§ Your objective
Please copy each line of the listing below in which the word "price" appears.

§ Records
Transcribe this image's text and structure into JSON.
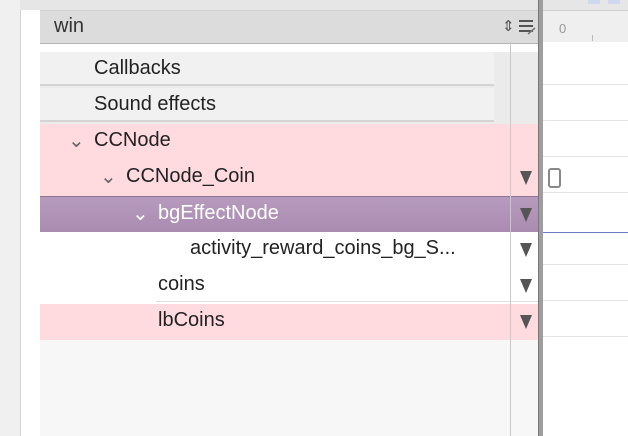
{
  "header": {
    "title": "win",
    "sort_glyph": "⇕",
    "menu_icon": "list-menu-icon"
  },
  "timeline": {
    "zero_label": "0"
  },
  "tree": {
    "sections": [
      {
        "label": "Callbacks"
      },
      {
        "label": "Sound effects"
      }
    ],
    "nodes": [
      {
        "label": "CCNode",
        "expanded": true,
        "level": 0
      },
      {
        "label": "CCNode_Coin",
        "expanded": true,
        "level": 1
      },
      {
        "label": "bgEffectNode",
        "expanded": true,
        "level": 2,
        "selected": true
      },
      {
        "label": "activity_reward_coins_bg_S...",
        "level": 3
      },
      {
        "label": "coins",
        "level": 2
      },
      {
        "label": "lbCoins",
        "level": 2
      }
    ]
  },
  "glyphs": {
    "chevron_down": "⌄"
  },
  "colors": {
    "highlight": "#ffdbe0",
    "selected": "#a98bb0"
  }
}
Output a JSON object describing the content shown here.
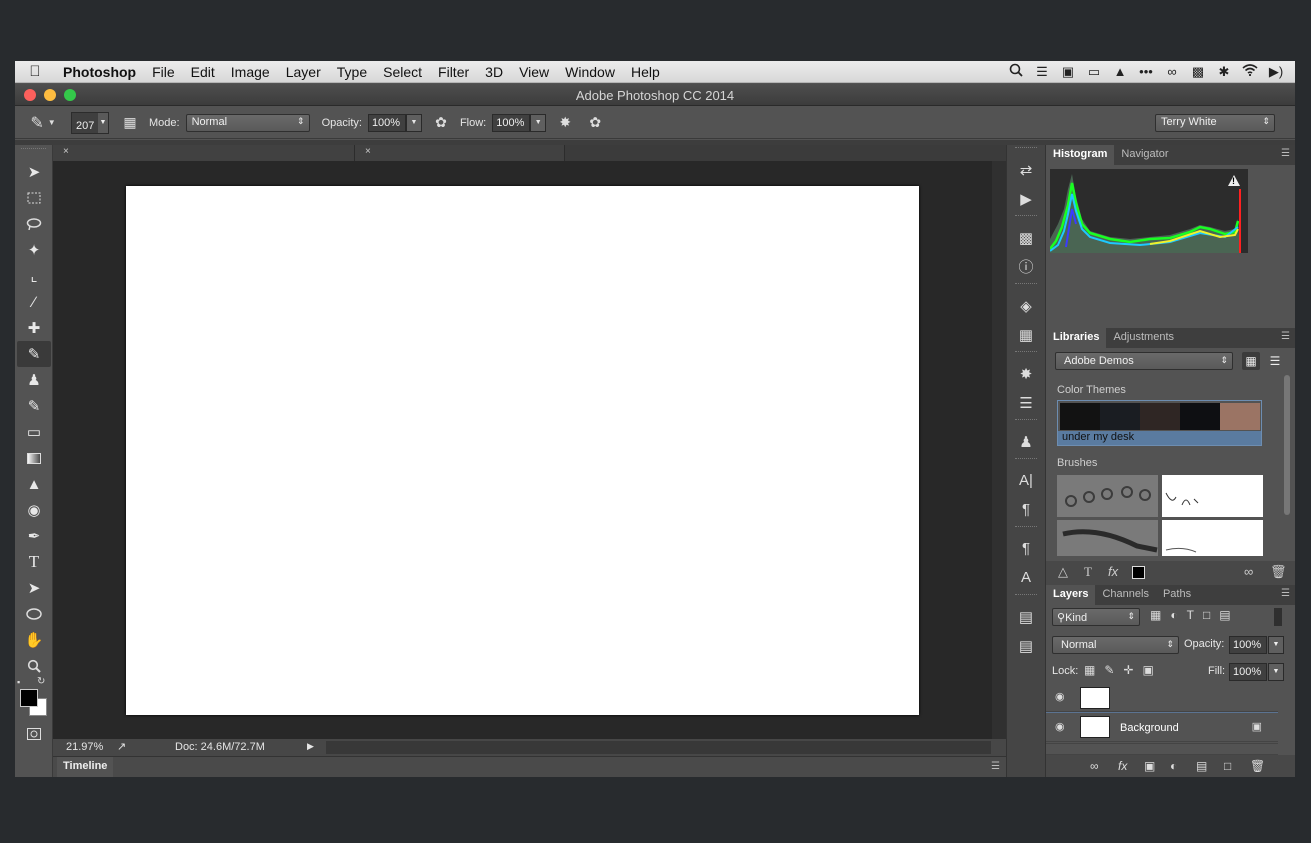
{
  "menubar": {
    "app_name": "Photoshop",
    "items": [
      "File",
      "Edit",
      "Image",
      "Layer",
      "Type",
      "Select",
      "Filter",
      "3D",
      "View",
      "Window",
      "Help"
    ],
    "status_icons": [
      "search-icon",
      "list-icon",
      "camera-icon",
      "airplay-icon",
      "bell-icon",
      "more-icon",
      "creative-cloud-icon",
      "display-icon",
      "bluetooth-icon",
      "wifi-icon",
      "volume-icon"
    ]
  },
  "window": {
    "title": "Adobe Photoshop CC 2014"
  },
  "options": {
    "brush_size": "207",
    "mode_label": "Mode:",
    "mode_value": "Normal",
    "opacity_label": "Opacity:",
    "opacity_value": "100%",
    "flow_label": "Flow:",
    "flow_value": "100%",
    "workspace": "Terry White"
  },
  "document": {
    "tabs": [
      {
        "close": "×"
      },
      {
        "close": "×"
      }
    ],
    "zoom": "21.97%",
    "doc_info": "Doc: 24.6M/72.7M"
  },
  "timeline": {
    "label": "Timeline"
  },
  "histogram_panel": {
    "tabs": [
      "Histogram",
      "Navigator"
    ],
    "warning": "!"
  },
  "libraries_panel": {
    "tabs": [
      "Libraries",
      "Adjustments"
    ],
    "library": "Adobe Demos",
    "color_themes_label": "Color Themes",
    "theme_name": "under my desk",
    "theme_colors": [
      "#121212",
      "#1a1d22",
      "#2f2624",
      "#0e0f12",
      "#9b7464"
    ],
    "brushes_label": "Brushes"
  },
  "layers_panel": {
    "tabs": [
      "Layers",
      "Channels",
      "Paths"
    ],
    "filter_kind": "Kind",
    "blend_mode": "Normal",
    "opacity_label": "Opacity:",
    "opacity_value": "100%",
    "lock_label": "Lock:",
    "fill_label": "Fill:",
    "fill_value": "100%",
    "layers": [
      {
        "name": "",
        "selected": true,
        "transparent": true,
        "mask": true
      },
      {
        "name": "",
        "selected": false,
        "transparent": false,
        "mask": false
      },
      {
        "name": "",
        "selected": false,
        "transparent": false,
        "mask": false
      },
      {
        "name": "Background",
        "selected": false,
        "transparent": false,
        "mask": false,
        "locked": true
      }
    ]
  },
  "colors": {
    "accent_selection": "#5b7391",
    "close_light": "#fc605c",
    "minimize_light": "#fdbc40",
    "zoom_light": "#34c84a"
  }
}
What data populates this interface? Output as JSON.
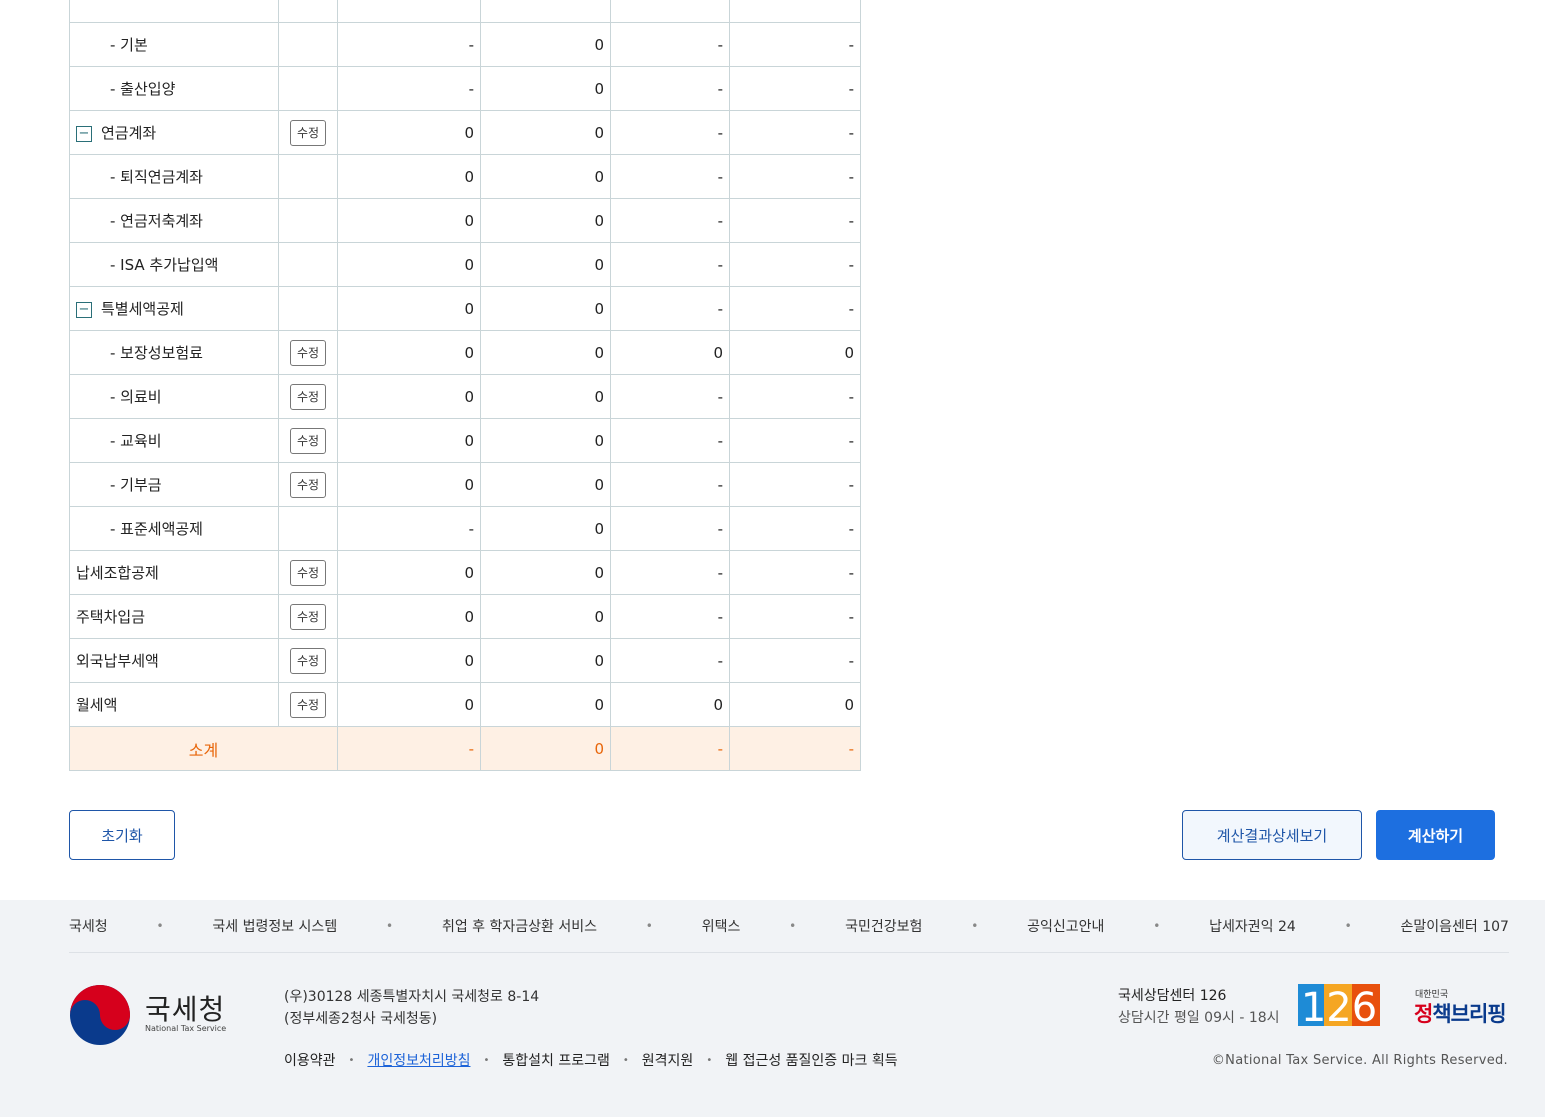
{
  "table": {
    "edit_label": "수정",
    "collapse_symbol": "−",
    "rows": [
      {
        "label": "",
        "indent": false,
        "toggle": false,
        "edit": false,
        "c1": "",
        "c2": "",
        "c3": "",
        "c4": ""
      },
      {
        "label": "- 기본",
        "indent": true,
        "toggle": false,
        "edit": false,
        "c1": "-",
        "c2": "0",
        "c3": "-",
        "c4": "-"
      },
      {
        "label": "- 출산입양",
        "indent": true,
        "toggle": false,
        "edit": false,
        "c1": "-",
        "c2": "0",
        "c3": "-",
        "c4": "-"
      },
      {
        "label": "연금계좌",
        "indent": false,
        "toggle": true,
        "edit": true,
        "c1": "0",
        "c2": "0",
        "c3": "-",
        "c4": "-"
      },
      {
        "label": "- 퇴직연금계좌",
        "indent": true,
        "toggle": false,
        "edit": false,
        "c1": "0",
        "c2": "0",
        "c3": "-",
        "c4": "-"
      },
      {
        "label": "- 연금저축계좌",
        "indent": true,
        "toggle": false,
        "edit": false,
        "c1": "0",
        "c2": "0",
        "c3": "-",
        "c4": "-"
      },
      {
        "label": "- ISA 추가납입액",
        "indent": true,
        "toggle": false,
        "edit": false,
        "c1": "0",
        "c2": "0",
        "c3": "-",
        "c4": "-"
      },
      {
        "label": "특별세액공제",
        "indent": false,
        "toggle": true,
        "edit": false,
        "c1": "0",
        "c2": "0",
        "c3": "-",
        "c4": "-"
      },
      {
        "label": "- 보장성보험료",
        "indent": true,
        "toggle": false,
        "edit": true,
        "c1": "0",
        "c2": "0",
        "c3": "0",
        "c4": "0"
      },
      {
        "label": "- 의료비",
        "indent": true,
        "toggle": false,
        "edit": true,
        "c1": "0",
        "c2": "0",
        "c3": "-",
        "c4": "-"
      },
      {
        "label": "- 교육비",
        "indent": true,
        "toggle": false,
        "edit": true,
        "c1": "0",
        "c2": "0",
        "c3": "-",
        "c4": "-"
      },
      {
        "label": "- 기부금",
        "indent": true,
        "toggle": false,
        "edit": true,
        "c1": "0",
        "c2": "0",
        "c3": "-",
        "c4": "-"
      },
      {
        "label": "- 표준세액공제",
        "indent": true,
        "toggle": false,
        "edit": false,
        "c1": "-",
        "c2": "0",
        "c3": "-",
        "c4": "-"
      },
      {
        "label": "납세조합공제",
        "indent": false,
        "toggle": false,
        "edit": true,
        "c1": "0",
        "c2": "0",
        "c3": "-",
        "c4": "-"
      },
      {
        "label": "주택차입금",
        "indent": false,
        "toggle": false,
        "edit": true,
        "c1": "0",
        "c2": "0",
        "c3": "-",
        "c4": "-"
      },
      {
        "label": "외국납부세액",
        "indent": false,
        "toggle": false,
        "edit": true,
        "c1": "0",
        "c2": "0",
        "c3": "-",
        "c4": "-"
      },
      {
        "label": "월세액",
        "indent": false,
        "toggle": false,
        "edit": true,
        "c1": "0",
        "c2": "0",
        "c3": "0",
        "c4": "0"
      }
    ],
    "subtotal": {
      "label": "소계",
      "c1": "-",
      "c2": "0",
      "c3": "-",
      "c4": "-"
    }
  },
  "actions": {
    "reset": "초기화",
    "detail": "계산결과상세보기",
    "calculate": "계산하기"
  },
  "footer": {
    "links": [
      "국세청",
      "국세 법령정보 시스템",
      "취업 후 학자금상환 서비스",
      "위택스",
      "국민건강보험",
      "공익신고안내",
      "납세자권익 24",
      "손말이음센터 107"
    ],
    "logo_name": "국세청",
    "logo_sub": "National Tax Service",
    "address_line1": "(우)30128 세종특별자치시 국세청로 8-14",
    "address_line2": "(정부세종2청사 국세청동)",
    "policy": [
      "이용약관",
      "개인정보처리방침",
      "통합설치 프로그램",
      "원격지원",
      "웹 접근성 품질인증 마크 획득"
    ],
    "center_title": "국세상담센터 126",
    "center_hours": "상담시간 평일 09시 - 18시",
    "badge_number": "126",
    "briefing_top": "대한민국",
    "briefing_red": "정",
    "briefing_rest": "책브리핑",
    "copyright": "©National Tax Service. All Rights Reserved."
  },
  "colors": {
    "primary": "#1d6fe0",
    "subtotal_bg": "#fef0e4",
    "subtotal_text": "#e8660a",
    "footer_bg": "#f1f3f6",
    "border": "#c9d5d8"
  }
}
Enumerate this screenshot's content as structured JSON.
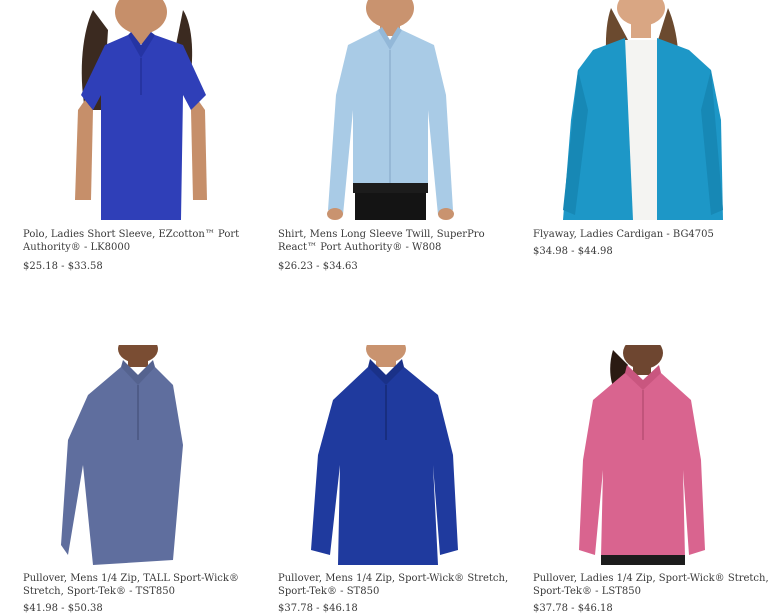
{
  "products": [
    {
      "name": "Polo, Ladies Short Sleeve, EZcotton™ Port Authority® - LK8000",
      "price": "$25.18 - $33.58",
      "image_icon": "ladies-polo-image",
      "color": "#2f3fb8"
    },
    {
      "name": "Shirt, Mens Long Sleeve Twill, SuperPro React™ Port Authority® - W808",
      "price": "$26.23 - $34.63",
      "image_icon": "mens-shirt-image",
      "color": "#a9cbe6"
    },
    {
      "name": "Flyaway, Ladies Cardigan - BG4705",
      "price": "$34.98 - $44.98",
      "image_icon": "ladies-cardigan-image",
      "color": "#1d97c7"
    },
    {
      "name": "Pullover, Mens 1/4 Zip, TALL Sport-Wick® Stretch, Sport-Tek® - TST850",
      "price": "$41.98 - $50.38",
      "image_icon": "mens-pullover-tall-image",
      "color": "#5f6e9e"
    },
    {
      "name": "Pullover, Mens 1/4 Zip, Sport-Wick® Stretch, Sport-Tek® - ST850",
      "price": "$37.78 - $46.18",
      "image_icon": "mens-pullover-image",
      "color": "#1f3a9e"
    },
    {
      "name": "Pullover, Ladies 1/4 Zip, Sport-Wick® Stretch, Sport-Tek® - LST850",
      "price": "$37.78 - $46.18",
      "image_icon": "ladies-pullover-image",
      "color": "#d9648f"
    }
  ]
}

§ Answer space
      "price": "$25.18 - $33.58",
      "price": "$26.23 - $34.63",
      "price": "$34.98 - $44.98",
      "price": "$41.98 - $50.38",
      "price": "$37.78 - $46.18",
      "price": "$37.78 - $46.18",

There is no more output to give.